Summary: Are divorce and remarriage okay?
Are divorce and remarriage okay? I suppose of all the questions that have been raised by the letter of 1 Corinthians, this is the one that draws the greatest anticipation as to how it will be answered. Other questions are controversial and spark ardent debate. We may even enjoy the debates. But not this one. There is little fun to be had in this discussion.
Most likely everyone in this room has been affected by divorce. Perhaps you are divorced. Perhaps your parents are divorced or your children. Few people can boast of an extended family in which there are no divorces – a brother or sister, uncle or aunt, cousin. And probably no one can say they have no friend or acquaintance who has been divorced or affected by it. In a society in which half the marriages end in divorce (and evidently the figure is nearly the same in the church), we are all touched by it.
So what is going to be said? Did you who are divorced sin? Has God removed his blessing from you? Have you sinned by remarrying? Can you remarry or is that denied you for the rest of your life? Others of you may want to know if divorce is an option for you. Are you stuck in a bad marriage? Would you be sinning to leave? Would you be cast out of the church?
Others of you want to know if I am going to fudge on the issue. Am I going to cave in to the modern values I so often preach against? Am I a softy who excuses sin or a hardliner who holds tightly to the law? Which will it be? I’ll tell you what I am going to try to be and that is a pastor who speaks to your troubles in this area. Divorce is not an academic issue. Very little else causes the upheaval and pain that it causes, unless one adds the troubles that lead to divorce in the first place.
To the married I give this charge (not I, but the Lord): the wife should not separate from her husband 11 (but if she does, she should remain unmarried or else be reconciled to her husband), and the husband should not divorce his wife.
This is a rare occasion where Paul specifically attributes a command from Jesus. He does so, not so much to give the charge added weight, but because in verse 13 he will address an issue that Jesus did not have occasion to do so. For what he is about to say, however, he is merely reiterating what the Lord has made clear: do not break up a marriage.
The wife should not separate from her husband… and the husband should not divorce his wife. In both instances, Paul is speaking of divorce which was simple to obtain. If one thinks no-fault divorce laws make divorce too easy in our society, consider that all that was needed in the Roman Empire during Paul’s day was for the married couples to separate. No legal document was needed. Typically, the circumstance would be for the woman to separate by leaving her husband, or the husband to send her away, which is what the Greek term for “divorce” literally means. There was no legal “separation period” that preceded divorce.
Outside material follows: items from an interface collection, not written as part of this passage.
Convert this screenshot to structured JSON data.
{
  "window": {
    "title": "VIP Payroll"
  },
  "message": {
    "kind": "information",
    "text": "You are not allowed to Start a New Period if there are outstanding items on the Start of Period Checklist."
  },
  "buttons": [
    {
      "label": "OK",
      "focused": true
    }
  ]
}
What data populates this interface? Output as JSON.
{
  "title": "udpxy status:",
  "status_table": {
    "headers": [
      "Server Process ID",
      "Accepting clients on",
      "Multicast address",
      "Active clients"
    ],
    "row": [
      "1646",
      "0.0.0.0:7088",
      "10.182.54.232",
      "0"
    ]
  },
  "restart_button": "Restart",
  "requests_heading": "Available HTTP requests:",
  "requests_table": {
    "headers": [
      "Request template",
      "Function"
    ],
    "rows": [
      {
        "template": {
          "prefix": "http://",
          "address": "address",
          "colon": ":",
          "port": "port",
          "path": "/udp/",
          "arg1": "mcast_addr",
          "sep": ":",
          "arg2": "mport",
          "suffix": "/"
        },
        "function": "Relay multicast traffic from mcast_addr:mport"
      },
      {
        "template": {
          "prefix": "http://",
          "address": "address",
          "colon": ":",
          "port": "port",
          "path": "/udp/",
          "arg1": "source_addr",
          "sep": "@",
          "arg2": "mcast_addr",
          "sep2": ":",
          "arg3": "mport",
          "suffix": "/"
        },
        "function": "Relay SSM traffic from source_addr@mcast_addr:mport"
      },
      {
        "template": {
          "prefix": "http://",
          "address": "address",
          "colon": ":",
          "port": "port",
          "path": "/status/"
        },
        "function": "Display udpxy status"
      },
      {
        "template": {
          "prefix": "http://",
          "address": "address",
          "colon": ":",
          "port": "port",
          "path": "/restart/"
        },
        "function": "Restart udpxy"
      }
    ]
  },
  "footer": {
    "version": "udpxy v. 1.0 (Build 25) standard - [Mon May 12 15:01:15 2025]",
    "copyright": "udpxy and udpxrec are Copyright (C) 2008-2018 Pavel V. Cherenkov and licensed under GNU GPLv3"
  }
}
It is important to remind ourselves the context in which Paul is speaking. He is not writing a paper on the subject of divorce. He is responding to a situation in Corinth. From 7:1-5 we know that some married persons believe they should abstain from physical relations with their spouses. It most likely has something to do with thinking that they now live in a “new age” marked by the coming of the Holy Spirit, and that they personally have risen to a higher spirituality that puts them above such carnal relations. It seems that at least some of them are considering divorce so they are freed from such bonds, and thus may concentrate on the spiritual life. This certainly makes sense in light of Paul’s admonition that they must maintain conjugal relations while married. If divorced, they no longer have such an obligation. Paul says, No. That’s not an option either. If you are married, you must remain married.